[Exercise requirements] Find the word "true" below. Copy each line that has it.

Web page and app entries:
■ ■ ■ ■ ■

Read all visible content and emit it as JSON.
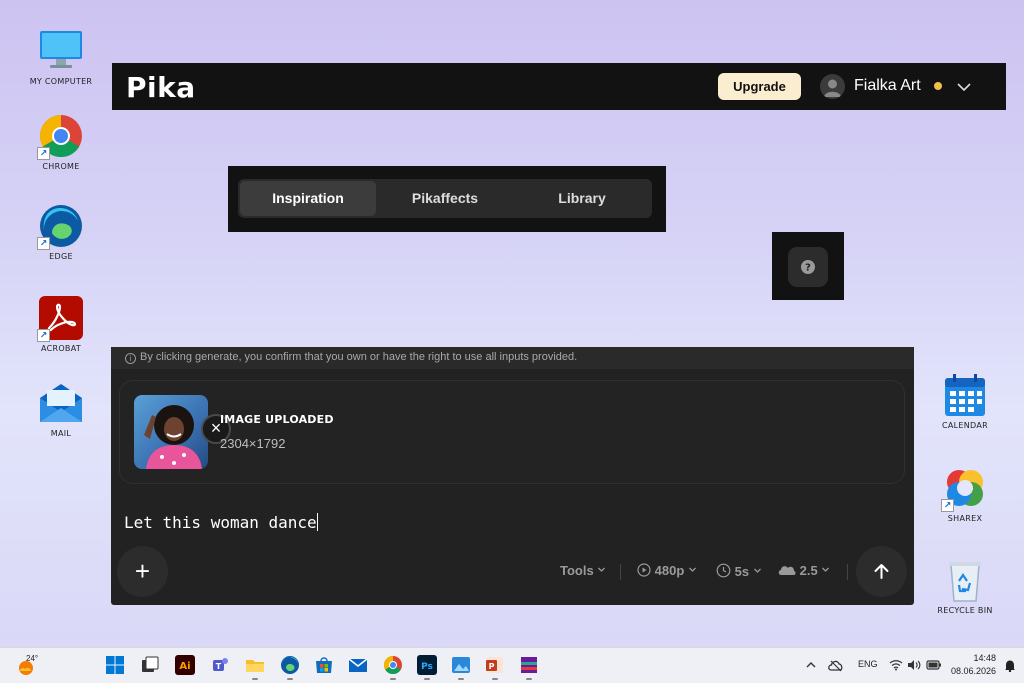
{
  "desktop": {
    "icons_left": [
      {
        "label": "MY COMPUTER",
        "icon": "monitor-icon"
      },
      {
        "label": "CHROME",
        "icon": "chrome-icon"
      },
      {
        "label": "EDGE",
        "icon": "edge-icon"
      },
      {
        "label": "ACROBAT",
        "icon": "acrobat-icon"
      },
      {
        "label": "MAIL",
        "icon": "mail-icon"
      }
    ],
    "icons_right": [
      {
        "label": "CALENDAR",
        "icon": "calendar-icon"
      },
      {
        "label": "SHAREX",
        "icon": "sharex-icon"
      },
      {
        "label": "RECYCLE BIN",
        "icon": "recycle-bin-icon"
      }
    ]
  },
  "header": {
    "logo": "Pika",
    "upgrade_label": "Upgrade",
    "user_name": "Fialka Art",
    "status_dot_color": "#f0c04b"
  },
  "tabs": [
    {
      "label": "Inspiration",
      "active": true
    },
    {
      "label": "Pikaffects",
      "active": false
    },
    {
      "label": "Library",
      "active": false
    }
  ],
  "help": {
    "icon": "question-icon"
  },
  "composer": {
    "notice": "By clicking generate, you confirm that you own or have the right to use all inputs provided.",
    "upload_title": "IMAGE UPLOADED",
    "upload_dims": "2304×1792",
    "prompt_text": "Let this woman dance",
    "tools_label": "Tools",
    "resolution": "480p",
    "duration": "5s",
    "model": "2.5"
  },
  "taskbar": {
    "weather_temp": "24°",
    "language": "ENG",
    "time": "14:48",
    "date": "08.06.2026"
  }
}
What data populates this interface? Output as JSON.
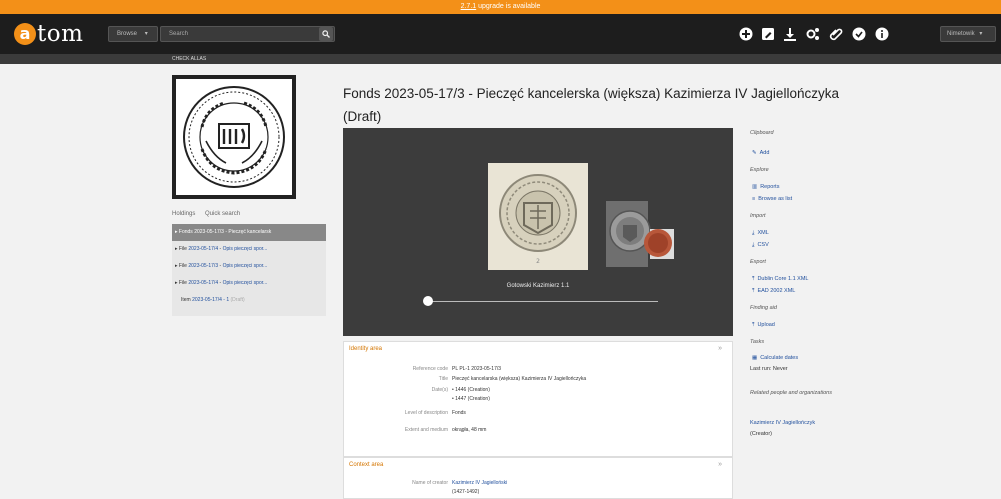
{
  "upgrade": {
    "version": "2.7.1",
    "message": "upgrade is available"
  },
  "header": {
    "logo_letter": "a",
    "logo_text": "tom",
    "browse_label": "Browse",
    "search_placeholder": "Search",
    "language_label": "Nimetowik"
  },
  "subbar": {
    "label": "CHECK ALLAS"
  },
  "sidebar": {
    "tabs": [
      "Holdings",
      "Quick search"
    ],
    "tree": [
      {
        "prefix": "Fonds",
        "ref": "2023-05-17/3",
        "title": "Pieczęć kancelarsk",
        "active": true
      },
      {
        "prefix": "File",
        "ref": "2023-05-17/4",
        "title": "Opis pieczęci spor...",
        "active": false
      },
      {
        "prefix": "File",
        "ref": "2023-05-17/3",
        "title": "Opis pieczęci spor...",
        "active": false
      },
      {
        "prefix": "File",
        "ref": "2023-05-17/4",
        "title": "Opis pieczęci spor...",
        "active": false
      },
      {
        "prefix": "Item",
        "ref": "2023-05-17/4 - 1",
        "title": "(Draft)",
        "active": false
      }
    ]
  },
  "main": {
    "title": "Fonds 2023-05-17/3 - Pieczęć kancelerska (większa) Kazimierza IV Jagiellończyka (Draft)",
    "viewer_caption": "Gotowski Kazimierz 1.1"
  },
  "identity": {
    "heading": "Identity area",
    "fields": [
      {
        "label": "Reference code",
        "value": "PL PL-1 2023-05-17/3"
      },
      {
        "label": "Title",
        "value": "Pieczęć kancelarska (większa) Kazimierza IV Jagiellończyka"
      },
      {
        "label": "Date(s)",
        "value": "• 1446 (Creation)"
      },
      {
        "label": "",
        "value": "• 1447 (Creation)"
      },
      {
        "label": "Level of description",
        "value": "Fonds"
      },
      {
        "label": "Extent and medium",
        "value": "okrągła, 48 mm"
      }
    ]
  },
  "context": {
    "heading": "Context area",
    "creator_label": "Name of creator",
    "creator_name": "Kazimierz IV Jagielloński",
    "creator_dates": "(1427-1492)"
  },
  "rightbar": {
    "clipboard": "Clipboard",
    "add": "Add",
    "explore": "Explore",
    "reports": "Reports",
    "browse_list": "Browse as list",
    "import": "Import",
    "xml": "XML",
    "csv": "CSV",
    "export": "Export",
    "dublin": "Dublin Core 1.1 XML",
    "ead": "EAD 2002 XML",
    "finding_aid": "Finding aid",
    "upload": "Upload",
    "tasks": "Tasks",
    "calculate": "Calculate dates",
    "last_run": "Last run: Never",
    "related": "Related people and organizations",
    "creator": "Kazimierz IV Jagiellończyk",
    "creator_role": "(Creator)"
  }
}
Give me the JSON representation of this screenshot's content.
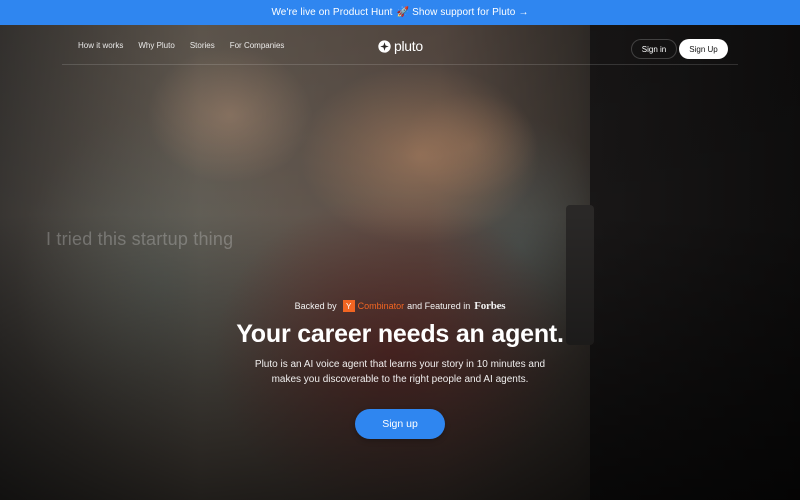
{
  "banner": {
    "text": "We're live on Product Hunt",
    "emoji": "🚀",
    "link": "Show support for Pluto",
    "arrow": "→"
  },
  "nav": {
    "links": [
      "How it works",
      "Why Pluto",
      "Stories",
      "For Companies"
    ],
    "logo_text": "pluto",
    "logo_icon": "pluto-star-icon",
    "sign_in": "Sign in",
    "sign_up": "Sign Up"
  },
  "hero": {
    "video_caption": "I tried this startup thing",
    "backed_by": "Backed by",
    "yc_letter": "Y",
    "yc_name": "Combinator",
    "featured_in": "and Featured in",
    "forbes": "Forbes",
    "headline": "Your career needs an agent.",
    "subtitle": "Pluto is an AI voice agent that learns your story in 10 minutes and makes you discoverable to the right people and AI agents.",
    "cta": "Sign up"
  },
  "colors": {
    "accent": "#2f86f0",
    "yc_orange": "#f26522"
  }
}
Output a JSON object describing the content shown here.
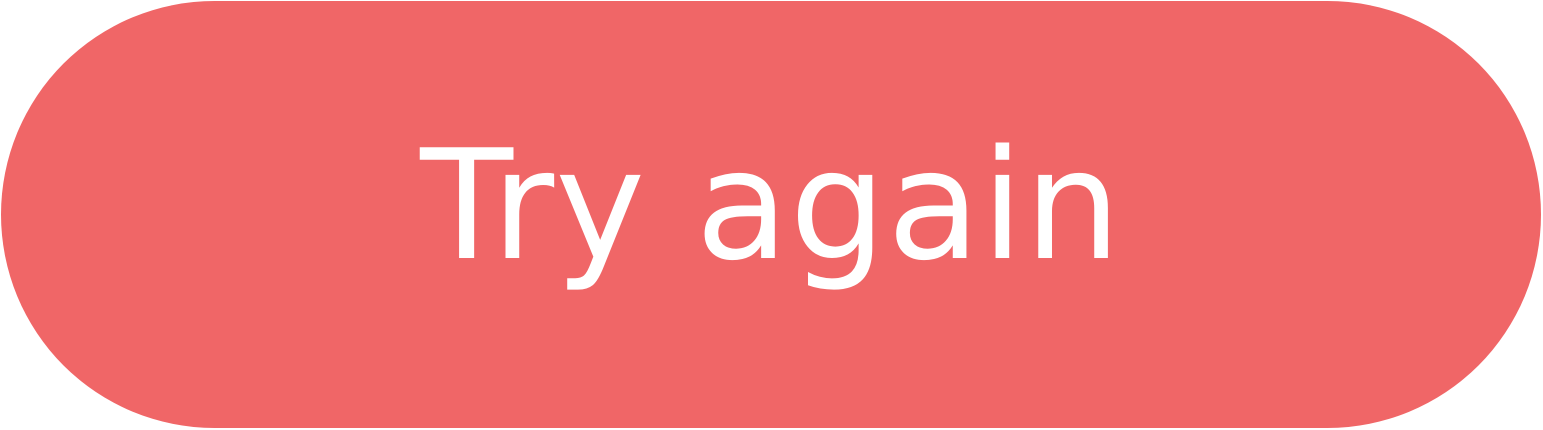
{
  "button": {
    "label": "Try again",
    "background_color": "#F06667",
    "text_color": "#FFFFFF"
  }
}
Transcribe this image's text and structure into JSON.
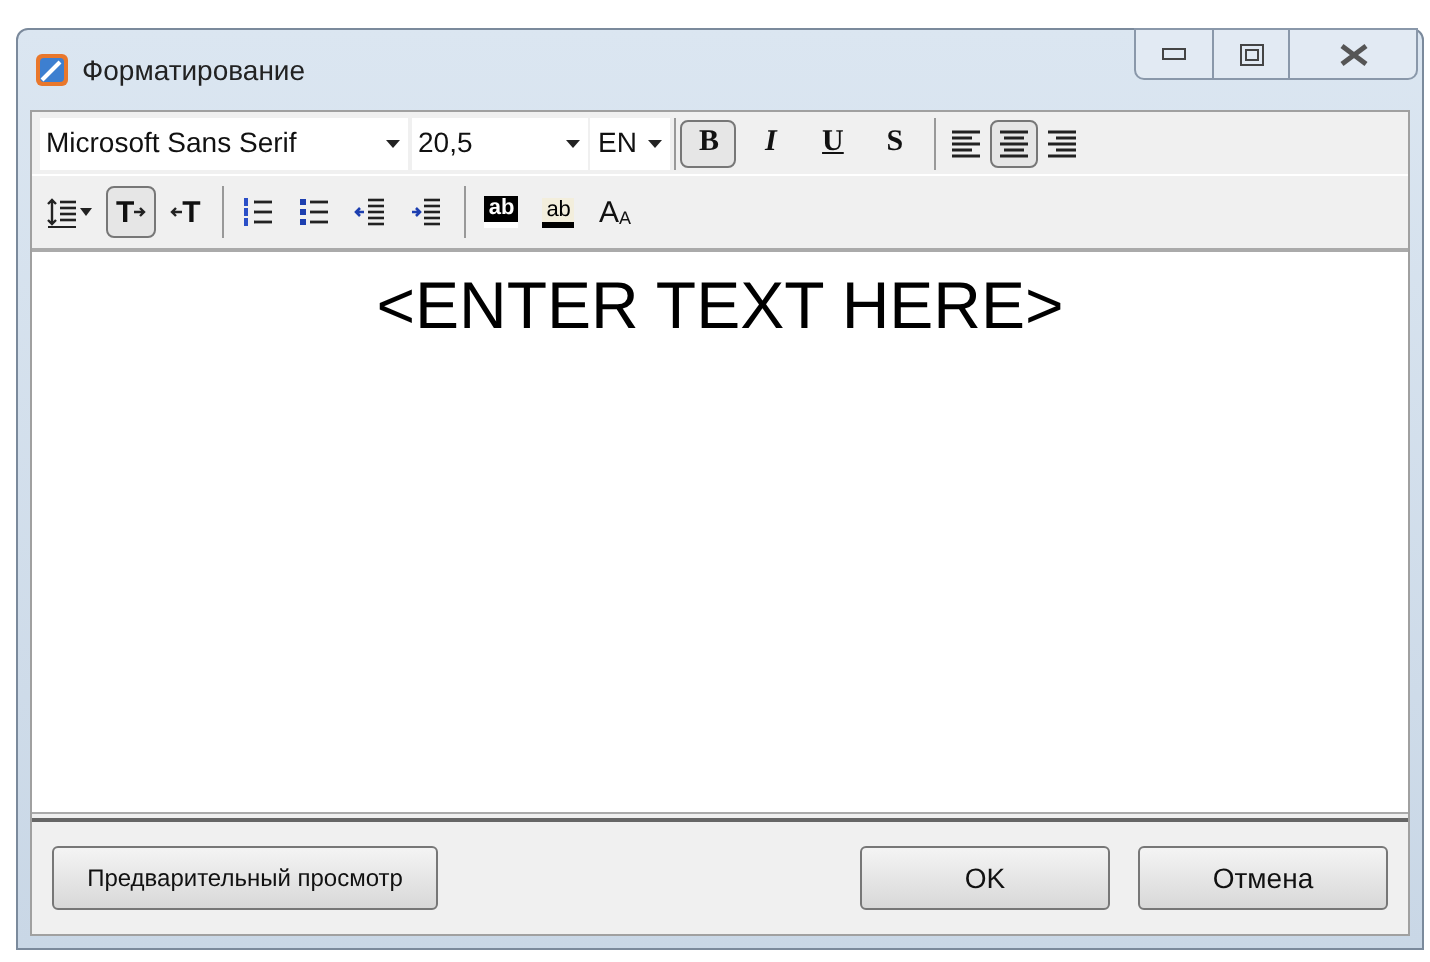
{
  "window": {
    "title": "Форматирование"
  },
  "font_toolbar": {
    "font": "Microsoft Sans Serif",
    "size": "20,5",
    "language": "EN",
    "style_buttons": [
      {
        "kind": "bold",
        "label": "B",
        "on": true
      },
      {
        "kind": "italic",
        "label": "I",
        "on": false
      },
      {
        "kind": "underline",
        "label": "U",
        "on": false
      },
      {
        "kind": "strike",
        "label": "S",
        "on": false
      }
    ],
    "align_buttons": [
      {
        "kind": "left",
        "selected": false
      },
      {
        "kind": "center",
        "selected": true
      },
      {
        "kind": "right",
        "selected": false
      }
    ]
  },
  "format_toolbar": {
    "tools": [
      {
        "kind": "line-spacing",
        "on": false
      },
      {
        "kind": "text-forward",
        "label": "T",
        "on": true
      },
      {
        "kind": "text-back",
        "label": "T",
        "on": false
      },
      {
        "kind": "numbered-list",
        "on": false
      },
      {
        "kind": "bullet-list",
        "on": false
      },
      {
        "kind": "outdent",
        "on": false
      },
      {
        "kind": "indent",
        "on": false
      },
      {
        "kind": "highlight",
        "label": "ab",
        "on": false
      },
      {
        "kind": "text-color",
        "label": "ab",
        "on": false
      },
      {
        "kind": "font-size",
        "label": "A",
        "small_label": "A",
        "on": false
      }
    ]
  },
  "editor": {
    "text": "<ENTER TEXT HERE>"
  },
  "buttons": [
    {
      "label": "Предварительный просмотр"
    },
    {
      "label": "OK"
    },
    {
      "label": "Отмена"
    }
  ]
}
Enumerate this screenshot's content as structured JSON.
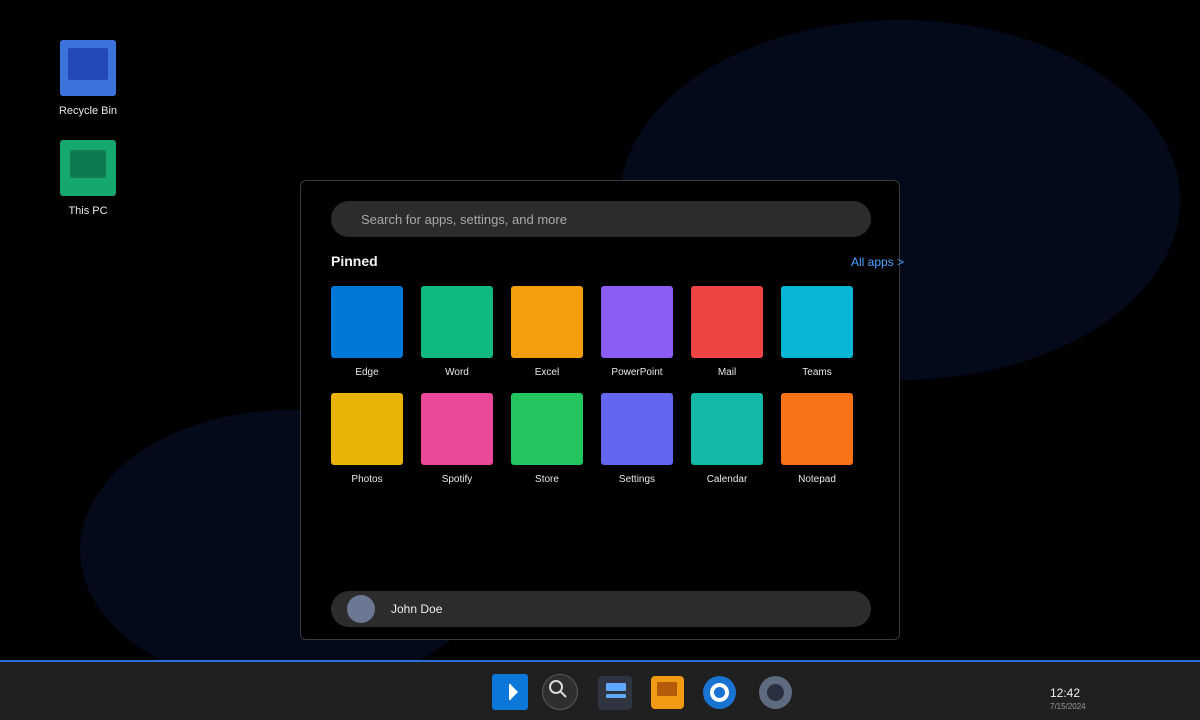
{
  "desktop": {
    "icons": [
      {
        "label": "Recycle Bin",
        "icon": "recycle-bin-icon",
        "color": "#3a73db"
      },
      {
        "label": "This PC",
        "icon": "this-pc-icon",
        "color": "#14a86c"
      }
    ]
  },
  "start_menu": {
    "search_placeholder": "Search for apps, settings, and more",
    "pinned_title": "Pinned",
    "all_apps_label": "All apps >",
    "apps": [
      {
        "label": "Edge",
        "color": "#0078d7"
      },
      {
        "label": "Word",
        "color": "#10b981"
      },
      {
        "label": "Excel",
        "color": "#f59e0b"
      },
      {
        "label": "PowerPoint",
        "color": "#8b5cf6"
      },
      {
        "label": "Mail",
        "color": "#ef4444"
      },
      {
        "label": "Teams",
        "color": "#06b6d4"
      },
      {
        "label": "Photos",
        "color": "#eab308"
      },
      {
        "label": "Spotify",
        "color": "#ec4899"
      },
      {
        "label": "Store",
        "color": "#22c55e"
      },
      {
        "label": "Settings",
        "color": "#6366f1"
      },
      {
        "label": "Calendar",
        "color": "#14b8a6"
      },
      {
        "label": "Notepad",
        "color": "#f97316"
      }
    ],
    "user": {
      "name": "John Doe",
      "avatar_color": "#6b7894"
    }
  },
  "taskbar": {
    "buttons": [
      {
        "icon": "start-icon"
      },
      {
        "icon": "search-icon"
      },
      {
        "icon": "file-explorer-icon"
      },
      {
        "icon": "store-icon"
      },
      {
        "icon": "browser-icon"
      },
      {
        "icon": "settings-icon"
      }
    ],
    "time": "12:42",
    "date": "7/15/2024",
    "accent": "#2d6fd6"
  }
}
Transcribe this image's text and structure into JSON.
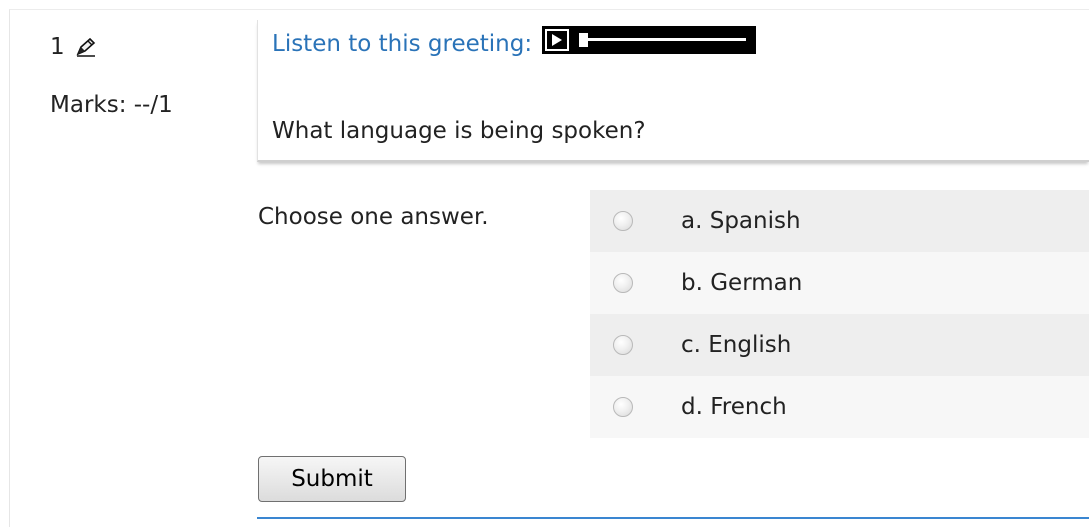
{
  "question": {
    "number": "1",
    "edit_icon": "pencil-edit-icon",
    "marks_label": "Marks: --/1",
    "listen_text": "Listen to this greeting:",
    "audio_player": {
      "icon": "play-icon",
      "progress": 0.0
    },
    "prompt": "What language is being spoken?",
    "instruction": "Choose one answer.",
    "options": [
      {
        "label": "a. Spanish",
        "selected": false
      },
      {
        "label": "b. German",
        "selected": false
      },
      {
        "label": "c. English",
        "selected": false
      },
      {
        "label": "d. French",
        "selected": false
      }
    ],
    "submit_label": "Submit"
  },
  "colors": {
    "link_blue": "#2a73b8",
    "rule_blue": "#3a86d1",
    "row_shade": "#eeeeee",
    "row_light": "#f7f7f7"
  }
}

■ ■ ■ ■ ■

[Reply to the exercise]
      "active": true
        "active": true
        "on": true
        "selected": true
        "on": true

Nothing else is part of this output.